Walking on a volcano is an experience to try at least once in a lifetime. And walking right on that Volcano that erupted in 79 AD suffocating and crystallizing forever the cities of Pompeii and Herculaneum is something absolutely thrilling. Now the Vesuvius looks like a quiet and sleepy mountain, nothing compare to the spectacular Hawaiian volcanoes and their lava rivers, but is therefore an excursion suitable if you are visiting the area of Naples.
Climbing Vesuvius is an experience for everyone: the walk to the crater is not too difficult and not too long, and can be faced by everyone, taking it easy and stopping a while to observe the amazing view.
Visit the Vesuvius
The whole Vesuvius area is located inside the Vesuvius National Park and, in theory, should include 9 trekking routes, for a total of about 50 km of trails, but actually I have not found any trace or indication about them once arrived on site. The only walkable path I found is the one that leads to the crater but after all it’s definitely the reason why you decide to climb the Vesuvius, no?
The walk to the Vesuvius crater starts from a fairly high point, accessible by car, bus or taxi. From that parking you have to pay the entrance ticket to the National Park.
Here begins the true climb to the Vesuvius’crater, through a wide path that is tied along the side of Mount Somma. The lack of trees where shelter from the sun and the particular soft and gray soil, remind you that you are not following a classic mountain path, but you are walking on a volcano, on a land made up of the materials of the previous eruptions.
Meanwhile, in front of you, a splendid view of the Gulf of Naples.
After about 25 minutes of walking, you’ll arrive at a small souvenir bar / shop from where guided tours to the crater depart.
Guided tours in english start about every 30 minutes and generally the guides are also volcanologists able to tell you not only the history of Vesuvius, but also provide you valuable information on the volcanic and seismic activities of the area, explaining how the area of Campi Flegrei is currently a source of concern more than Vesuvius itself.

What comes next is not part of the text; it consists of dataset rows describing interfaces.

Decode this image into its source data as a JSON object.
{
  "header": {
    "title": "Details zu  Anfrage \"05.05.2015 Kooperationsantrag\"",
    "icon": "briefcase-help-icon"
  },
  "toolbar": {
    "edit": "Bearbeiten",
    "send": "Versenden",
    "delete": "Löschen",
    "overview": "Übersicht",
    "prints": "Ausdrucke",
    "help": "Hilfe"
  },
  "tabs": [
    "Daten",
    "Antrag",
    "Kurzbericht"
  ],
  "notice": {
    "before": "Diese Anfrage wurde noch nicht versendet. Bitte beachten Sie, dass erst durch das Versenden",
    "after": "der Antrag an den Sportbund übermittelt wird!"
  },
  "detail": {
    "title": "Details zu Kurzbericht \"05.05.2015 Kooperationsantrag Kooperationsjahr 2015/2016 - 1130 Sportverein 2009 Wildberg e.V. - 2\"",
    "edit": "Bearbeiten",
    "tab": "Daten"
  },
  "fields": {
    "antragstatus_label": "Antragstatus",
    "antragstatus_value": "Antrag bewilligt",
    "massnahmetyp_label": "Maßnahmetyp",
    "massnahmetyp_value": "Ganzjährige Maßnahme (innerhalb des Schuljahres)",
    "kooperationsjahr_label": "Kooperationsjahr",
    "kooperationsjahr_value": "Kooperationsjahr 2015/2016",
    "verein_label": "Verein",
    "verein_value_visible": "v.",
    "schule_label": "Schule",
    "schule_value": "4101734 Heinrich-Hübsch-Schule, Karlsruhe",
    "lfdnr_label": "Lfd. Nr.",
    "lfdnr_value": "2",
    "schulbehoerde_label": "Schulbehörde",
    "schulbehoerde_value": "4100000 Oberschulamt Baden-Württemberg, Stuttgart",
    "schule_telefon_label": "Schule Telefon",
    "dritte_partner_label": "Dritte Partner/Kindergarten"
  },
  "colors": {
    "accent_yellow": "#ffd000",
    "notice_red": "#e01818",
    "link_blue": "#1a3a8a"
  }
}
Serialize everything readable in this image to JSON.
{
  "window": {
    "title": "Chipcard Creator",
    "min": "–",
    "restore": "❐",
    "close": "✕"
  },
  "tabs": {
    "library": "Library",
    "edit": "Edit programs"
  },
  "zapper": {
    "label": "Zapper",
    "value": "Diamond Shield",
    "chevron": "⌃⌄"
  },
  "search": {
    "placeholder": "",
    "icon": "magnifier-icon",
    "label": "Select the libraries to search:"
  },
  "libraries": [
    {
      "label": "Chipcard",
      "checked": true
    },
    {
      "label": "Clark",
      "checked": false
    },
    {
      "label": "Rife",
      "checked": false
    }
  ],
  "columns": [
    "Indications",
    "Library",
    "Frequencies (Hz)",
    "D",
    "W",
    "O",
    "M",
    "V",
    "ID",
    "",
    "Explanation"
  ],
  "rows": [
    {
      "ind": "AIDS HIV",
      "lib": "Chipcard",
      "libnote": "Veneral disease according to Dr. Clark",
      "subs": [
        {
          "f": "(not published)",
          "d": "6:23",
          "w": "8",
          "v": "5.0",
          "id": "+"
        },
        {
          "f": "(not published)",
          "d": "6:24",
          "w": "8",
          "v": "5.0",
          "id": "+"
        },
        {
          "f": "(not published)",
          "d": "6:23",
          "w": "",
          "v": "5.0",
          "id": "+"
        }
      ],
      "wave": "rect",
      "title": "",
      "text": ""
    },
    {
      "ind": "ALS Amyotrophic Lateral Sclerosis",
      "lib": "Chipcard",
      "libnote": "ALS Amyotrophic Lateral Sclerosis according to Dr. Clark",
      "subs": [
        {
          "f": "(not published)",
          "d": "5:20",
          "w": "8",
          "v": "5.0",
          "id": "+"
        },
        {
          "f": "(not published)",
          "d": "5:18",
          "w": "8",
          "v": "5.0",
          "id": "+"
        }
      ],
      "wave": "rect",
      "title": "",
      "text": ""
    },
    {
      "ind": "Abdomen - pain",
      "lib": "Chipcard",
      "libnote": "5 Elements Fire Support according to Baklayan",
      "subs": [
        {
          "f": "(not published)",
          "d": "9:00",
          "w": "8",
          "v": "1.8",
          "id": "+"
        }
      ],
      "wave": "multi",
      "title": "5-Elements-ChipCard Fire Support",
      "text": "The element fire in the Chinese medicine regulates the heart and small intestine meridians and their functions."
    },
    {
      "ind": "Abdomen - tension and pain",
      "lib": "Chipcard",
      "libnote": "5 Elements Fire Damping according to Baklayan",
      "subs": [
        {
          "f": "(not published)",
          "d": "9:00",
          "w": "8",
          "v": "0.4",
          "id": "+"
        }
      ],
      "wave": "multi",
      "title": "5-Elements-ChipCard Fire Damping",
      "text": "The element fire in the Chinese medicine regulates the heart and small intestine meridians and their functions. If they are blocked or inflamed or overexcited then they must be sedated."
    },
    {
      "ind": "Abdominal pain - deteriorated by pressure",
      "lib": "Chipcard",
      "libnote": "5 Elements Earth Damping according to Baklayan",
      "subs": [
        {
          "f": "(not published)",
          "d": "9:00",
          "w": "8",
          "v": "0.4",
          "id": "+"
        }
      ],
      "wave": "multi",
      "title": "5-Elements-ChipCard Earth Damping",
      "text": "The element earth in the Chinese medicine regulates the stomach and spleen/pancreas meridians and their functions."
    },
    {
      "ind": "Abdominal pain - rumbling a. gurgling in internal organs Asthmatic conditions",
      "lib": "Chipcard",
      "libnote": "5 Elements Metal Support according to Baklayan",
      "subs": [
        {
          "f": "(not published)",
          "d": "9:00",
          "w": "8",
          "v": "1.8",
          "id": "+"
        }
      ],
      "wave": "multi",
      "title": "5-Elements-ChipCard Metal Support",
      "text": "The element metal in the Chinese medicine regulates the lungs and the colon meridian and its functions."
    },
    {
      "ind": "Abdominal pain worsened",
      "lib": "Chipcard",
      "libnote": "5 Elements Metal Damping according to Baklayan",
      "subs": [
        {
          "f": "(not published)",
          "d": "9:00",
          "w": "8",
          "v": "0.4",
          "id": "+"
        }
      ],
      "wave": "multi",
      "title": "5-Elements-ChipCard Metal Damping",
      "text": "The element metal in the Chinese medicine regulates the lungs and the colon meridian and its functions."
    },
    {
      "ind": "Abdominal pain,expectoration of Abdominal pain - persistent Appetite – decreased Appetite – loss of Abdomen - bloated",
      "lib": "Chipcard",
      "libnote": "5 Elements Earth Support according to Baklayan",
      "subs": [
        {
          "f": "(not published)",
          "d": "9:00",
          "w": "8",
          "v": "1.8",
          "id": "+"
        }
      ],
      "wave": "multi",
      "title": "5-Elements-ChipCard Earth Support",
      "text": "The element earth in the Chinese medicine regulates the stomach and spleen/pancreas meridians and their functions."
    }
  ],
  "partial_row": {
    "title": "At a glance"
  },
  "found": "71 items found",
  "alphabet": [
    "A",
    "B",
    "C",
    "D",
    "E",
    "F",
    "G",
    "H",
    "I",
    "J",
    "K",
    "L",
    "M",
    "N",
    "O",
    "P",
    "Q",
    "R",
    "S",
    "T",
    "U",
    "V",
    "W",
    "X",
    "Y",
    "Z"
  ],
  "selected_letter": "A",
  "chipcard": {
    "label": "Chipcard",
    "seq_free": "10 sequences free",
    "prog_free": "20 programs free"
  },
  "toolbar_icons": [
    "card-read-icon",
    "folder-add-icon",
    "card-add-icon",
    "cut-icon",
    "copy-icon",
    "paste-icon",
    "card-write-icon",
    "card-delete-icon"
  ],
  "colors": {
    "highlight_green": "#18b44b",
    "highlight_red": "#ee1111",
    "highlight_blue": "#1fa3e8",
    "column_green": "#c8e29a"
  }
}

Don’t be shy and ask them questions, they will be very happy to answer to your historical and naturalistic curiosities.
While the guide narrate the story of Vesuvius, from the eruption that destroyed Pompeii changing the shape of the volcano itself, through other less-famous eruptions and the Vesuvius Funicular, take your time to observe the large circular crater below you, in which sometimes you can see clouds of water vapor evaporating from the ground.

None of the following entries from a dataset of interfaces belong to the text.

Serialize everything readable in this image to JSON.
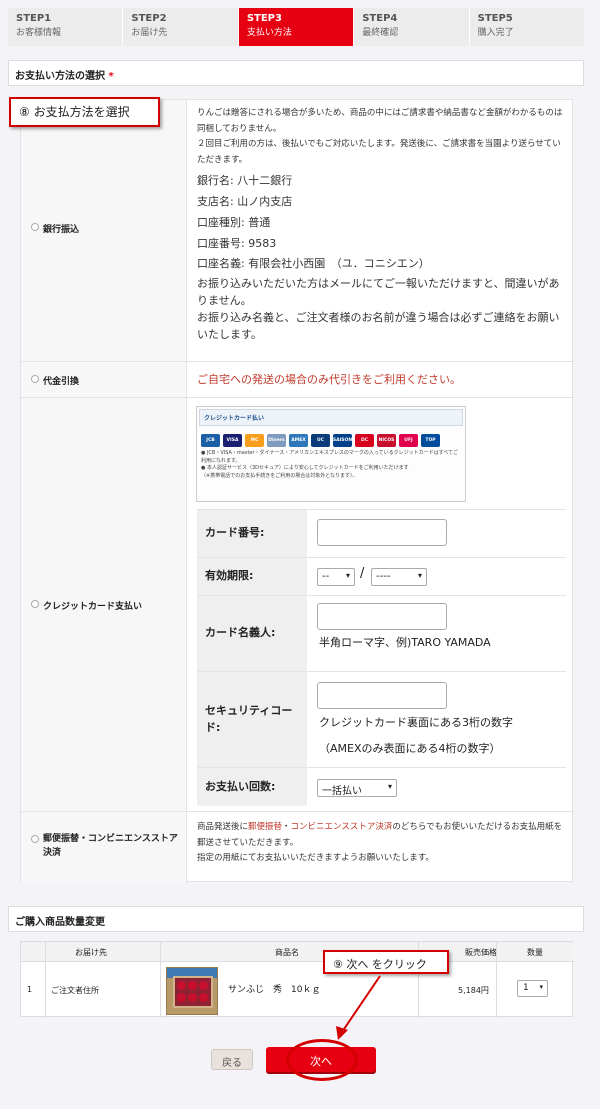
{
  "steps": [
    {
      "num": "STEP1",
      "label": "お客様情報"
    },
    {
      "num": "STEP2",
      "label": "お届け先"
    },
    {
      "num": "STEP3",
      "label": "支払い方法"
    },
    {
      "num": "STEP4",
      "label": "最終確認"
    },
    {
      "num": "STEP5",
      "label": "購入完了"
    }
  ],
  "active_step": 3,
  "payment_section": {
    "title": "お支払い方法の選択",
    "required_mark": "*"
  },
  "annotations": {
    "select_payment": "⑧ お支払方法を選択",
    "click_next": "⑨ 次へ をクリック"
  },
  "bank": {
    "label": "銀行振込",
    "intro1": "りんごは贈答にされる場合が多いため、商品の中にはご請求書や納品書など金額がわかるものは同梱しておりません。",
    "intro2": "２回目ご利用の方は、後払いでもご対応いたします。発送後に、ご請求書を当園より送らせていただきます。",
    "bank_name": "銀行名: 八十二銀行",
    "branch": "支店名: 山ノ内支店",
    "account_type": "口座種別: 普通",
    "account_no": "口座番号: 9583",
    "account_name": "口座名義: 有限会社小西園　（ユ．コニシエン）",
    "notice1": "お振り込みいただいた方はメールにてご一報いただけますと、間違いがありません。",
    "notice2": "お振り込み名義と、ご注文者様のお名前が違う場合は必ずご連絡をお願いいたします。"
  },
  "cod": {
    "label": "代金引換",
    "note": "ご自宅への発送の場合のみ代引きをご利用ください。"
  },
  "credit": {
    "label": "クレジットカード支払い",
    "box_title": "クレジットカード払い",
    "logos": [
      "JCB",
      "VISA",
      "MC",
      "Diners",
      "AMEX",
      "UC",
      "SAISON",
      "DC",
      "NICOS",
      "UFJ",
      "TOP"
    ],
    "note1": "● JCB・VISA・master・ダイナース・アメリカンエキスプレスのマークの入っているクレジットカードはすべてご利用になれます。",
    "note2": "● 本人認証サービス（3Dセキュア）により安心してクレジットカードをご利用いただけます",
    "note3": "（※携帯電話でのお支払手続きをご利用の場合は対象外となります）。",
    "card_number_label": "カード番号:",
    "expiry_label": "有効期限:",
    "expiry_month": "--",
    "expiry_sep": "/",
    "expiry_year": "----",
    "holder_label": "カード名義人:",
    "holder_hint": "半角ローマ字、例)TARO YAMADA",
    "security_label": "セキュリティコード:",
    "security_hint1": "クレジットカード裏面にある3桁の数字",
    "security_hint2": "（AMEXのみ表面にある4桁の数字）",
    "installments_label": "お支払い回数:",
    "installments_value": "一括払い"
  },
  "postal": {
    "label": "郵便振替・コンビニエンスストア決済",
    "text_a": "商品発送後に",
    "link1": "郵便振替",
    "text_b": "・",
    "link2": "コンビニエンスストア決済",
    "text_c": "のどちらでもお使いいただけるお支払用紙を郵送させていただきます。",
    "text_d": "指定の用紙にてお支払いいただきますようお願いいたします。"
  },
  "order_section": {
    "title": "ご購入商品数量変更"
  },
  "order_table": {
    "headers": {
      "destination": "お届け先",
      "product": "商品名",
      "price": "販売価格",
      "qty": "数量"
    },
    "row": {
      "index": "1",
      "destination": "ご注文者住所",
      "product": "サンふじ　秀　10ｋｇ",
      "price": "5,184円",
      "qty": "1"
    }
  },
  "buttons": {
    "back": "戻る",
    "next": "次へ"
  },
  "colors": {
    "accent": "#e60012",
    "annotation": "#d40000"
  }
}
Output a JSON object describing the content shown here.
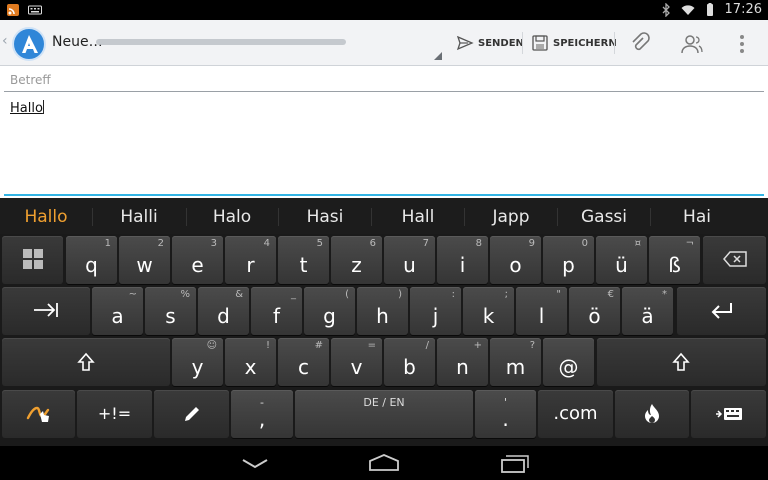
{
  "status": {
    "time": "17:26"
  },
  "header": {
    "title": "Neue…",
    "send_label": "SENDEN",
    "save_label": "SPEICHERN"
  },
  "compose": {
    "subject_placeholder": "Betreff",
    "body_text": "Hallo"
  },
  "keyboard": {
    "suggestions": [
      "Hallo",
      "Halli",
      "Halo",
      "Hasi",
      "Hall",
      "Japp",
      "Gassi",
      "Hai"
    ],
    "row1": [
      {
        "k": "q",
        "h": "1"
      },
      {
        "k": "w",
        "h": "2"
      },
      {
        "k": "e",
        "h": "3"
      },
      {
        "k": "r",
        "h": "4"
      },
      {
        "k": "t",
        "h": "5"
      },
      {
        "k": "z",
        "h": "6"
      },
      {
        "k": "u",
        "h": "7"
      },
      {
        "k": "i",
        "h": "8"
      },
      {
        "k": "o",
        "h": "9"
      },
      {
        "k": "p",
        "h": "0"
      },
      {
        "k": "ü",
        "h": "¤"
      },
      {
        "k": "ß",
        "h": "¬"
      }
    ],
    "row2": [
      {
        "k": "a",
        "h": "~"
      },
      {
        "k": "s",
        "h": "%"
      },
      {
        "k": "d",
        "h": "&"
      },
      {
        "k": "f",
        "h": "_"
      },
      {
        "k": "g",
        "h": "("
      },
      {
        "k": "h",
        "h": ")"
      },
      {
        "k": "j",
        "h": ":"
      },
      {
        "k": "k",
        "h": ";"
      },
      {
        "k": "l",
        "h": "\""
      },
      {
        "k": "ö",
        "h": "€"
      },
      {
        "k": "ä",
        "h": "*"
      }
    ],
    "row3": [
      {
        "k": "y",
        "h": "☺"
      },
      {
        "k": "x",
        "h": "!"
      },
      {
        "k": "c",
        "h": "#"
      },
      {
        "k": "v",
        "h": "="
      },
      {
        "k": "b",
        "h": "/"
      },
      {
        "k": "n",
        "h": "+"
      },
      {
        "k": "m",
        "h": "?"
      },
      {
        "k": "@",
        "h": ""
      }
    ],
    "symbols_label": "+!=",
    "comma_top": "-",
    "comma_main": ",",
    "space_label": "DE / EN",
    "period_top": "'",
    "period_main": ".",
    "dotcom_label": ".com"
  }
}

The guide greets you after about 15 minutes, just over the half of the path of the crater, and you can still continue by yourself, until the end of the path. You can stop at the view-point and take a selfie before coming back on your steps.

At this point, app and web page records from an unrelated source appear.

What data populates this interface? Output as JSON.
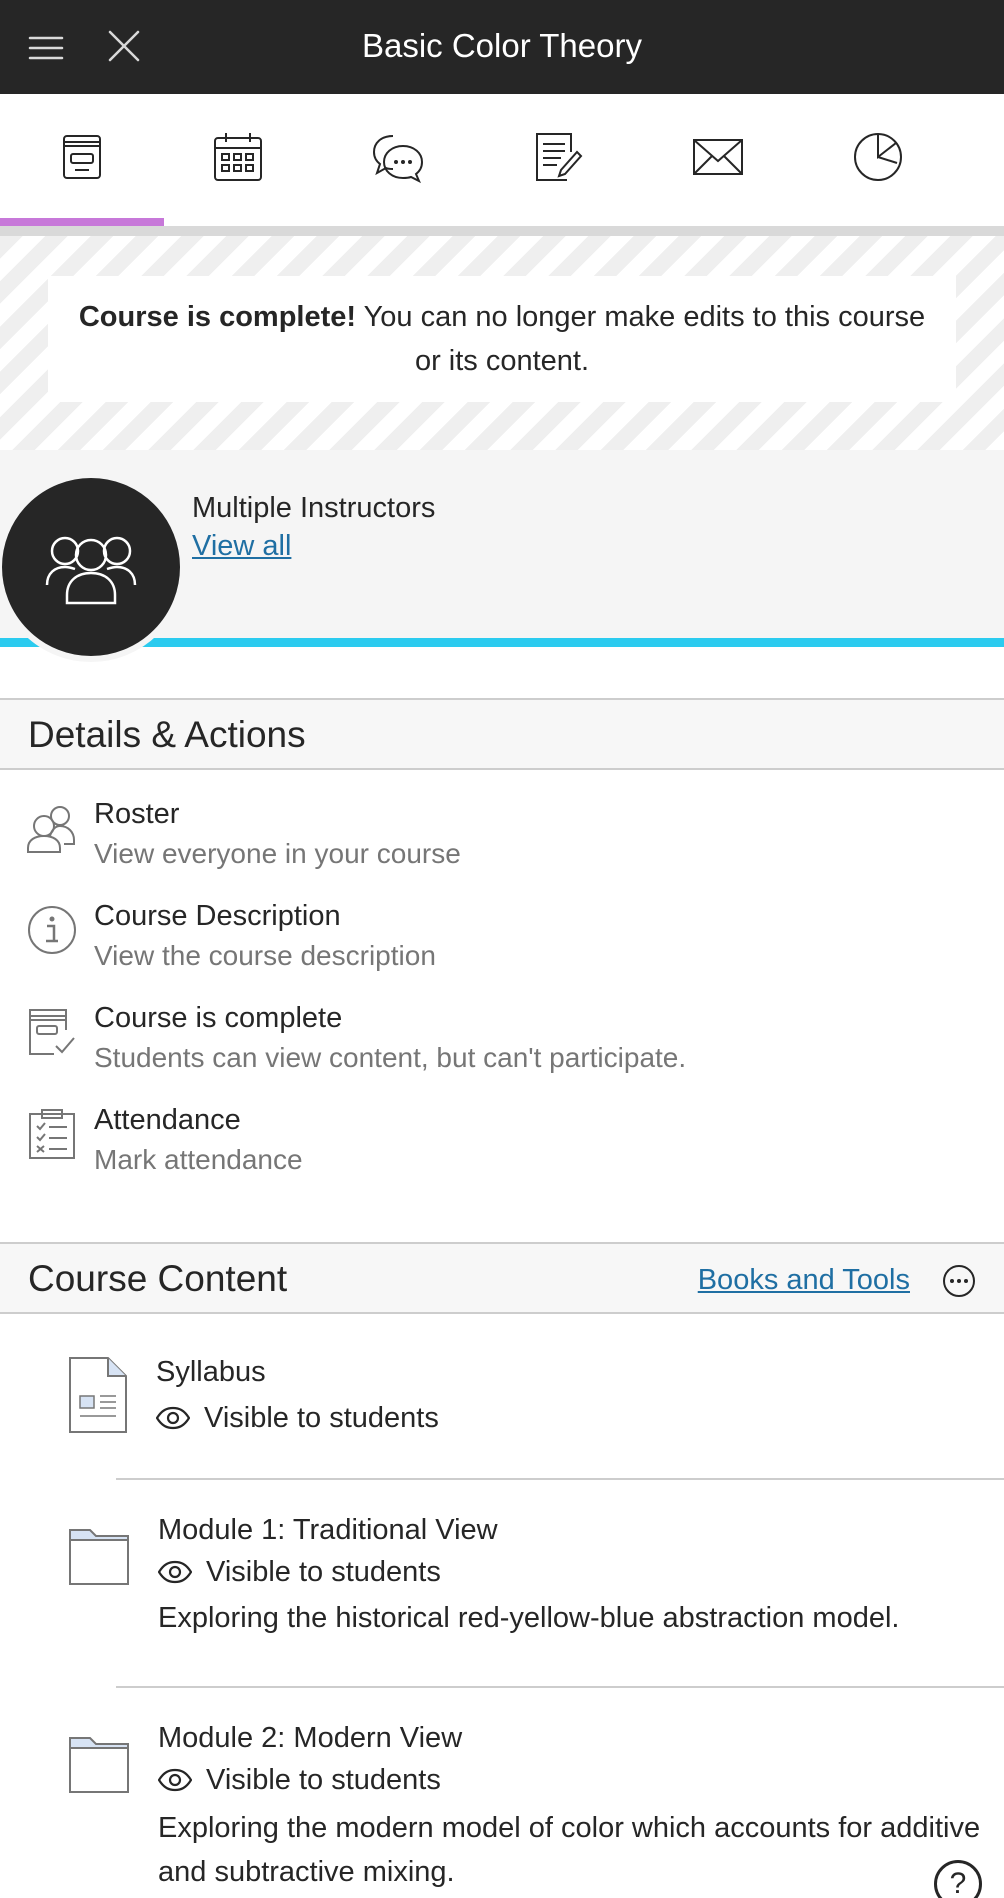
{
  "header": {
    "title": "Basic Color Theory",
    "menu_icon": "hamburger-menu-icon",
    "close_icon": "close-icon",
    "background": "#262626"
  },
  "tabs": [
    {
      "name": "course-outline",
      "icon": "course-outline-icon",
      "active": true
    },
    {
      "name": "calendar",
      "icon": "calendar-icon",
      "active": false
    },
    {
      "name": "discussions",
      "icon": "discussions-icon",
      "active": false
    },
    {
      "name": "gradebook",
      "icon": "gradebook-icon",
      "active": false
    },
    {
      "name": "messages",
      "icon": "messages-icon",
      "active": false
    },
    {
      "name": "analytics",
      "icon": "analytics-icon",
      "active": false
    }
  ],
  "active_tab_color": "#c778d9",
  "banner": {
    "bold": "Course is complete!",
    "text": " You can no longer make edits to this course or its content."
  },
  "instructors": {
    "title": "Multiple Instructors",
    "link": "View all",
    "accent": "#2bcbef"
  },
  "details": {
    "heading": "Details & Actions",
    "items": [
      {
        "title": "Roster",
        "subtitle": "View everyone in your course",
        "icon": "roster-icon"
      },
      {
        "title": "Course Description",
        "subtitle": "View the course description",
        "icon": "info-icon"
      },
      {
        "title": "Course is complete",
        "subtitle": "Students can view content, but can't participate.",
        "icon": "course-complete-icon"
      },
      {
        "title": "Attendance",
        "subtitle": "Mark attendance",
        "icon": "attendance-icon"
      }
    ]
  },
  "content": {
    "heading": "Course Content",
    "books_link": "Books and Tools",
    "items": [
      {
        "title": "Syllabus",
        "visibility": "Visible to students",
        "description": "",
        "icon": "document-icon"
      },
      {
        "title": "Module 1: Traditional View",
        "visibility": "Visible to students",
        "description": "Exploring the historical red-yellow-blue abstraction model.",
        "icon": "folder-icon"
      },
      {
        "title": "Module 2: Modern View",
        "visibility": "Visible to students",
        "description": "Exploring the modern model of color which accounts for additive and subtractive mixing.",
        "icon": "folder-icon"
      }
    ]
  },
  "help": {
    "label": "?"
  }
}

The thrill of being there, on the edge of a volcano, almost perceiving the immense energy enclosed under your feet is an emotion that must be felt at least once in a lifetime.
Feeling so close to nature, feel the power that loads, ready to explode at any moment… a bicycle runs down the back, that feeling of fear mixed with respect and admiration. Feeling so small at the presence of something uncontrollable…
How to get there
If you have a car, you can park it for € 5 at the parking lot in Via Osservatorio and from there continue on foot (about 2km) or take the shuttle for € 2 per person.
If you are using public transport, the Circumvesuviana-stop is the station of Ercolano. From there, local buses brings you up to Vesuvius to the entrance of the path. Unfortunately, I’ve visited the Vesuvius on the 15th August (National Holiday) so the bus traffic was suspended throughout the morning for the classic procession and I can’t understand the time and cost of this solution.
I therefore take the Vesuvio Express buses, just outside the station, which for € 10 lead to the entrance of the route. Personally I didn’t like so much their service, especially because the return must be made strictly with the bus leaving from Vesuvius 90 minutes later getting there. 90 minutes available means having to do everything in a hurry and not enjoy the landscape, the visit and the route, and if you are not a minimum trained in 90 minutes you will barely manage to START the guided tour around the crater that you will already have to leave group and start the descent again.
• The cost of the ticket to access the path that leads to the Vesuvius crater is 10 € and the path is opened every day (except for special closures for bad weather or security) from 09.00 until 15.00 / 18.00 depending on the month.
• Have water before starting the excursion on Vesuvius: both at the parking lot and at the starting point of the guided tours, you will find them only at a much higher price.
• Wear comfortable shoes. No trekking boots are required, but neither wear flip-flops … Sneakers are perfect.
• Don’t forget sunscreen, hat and sunglasses: the whole stretch of walking is under the sun. Bring a jacket even in the summer months: often near the crater the wind is quite annoying.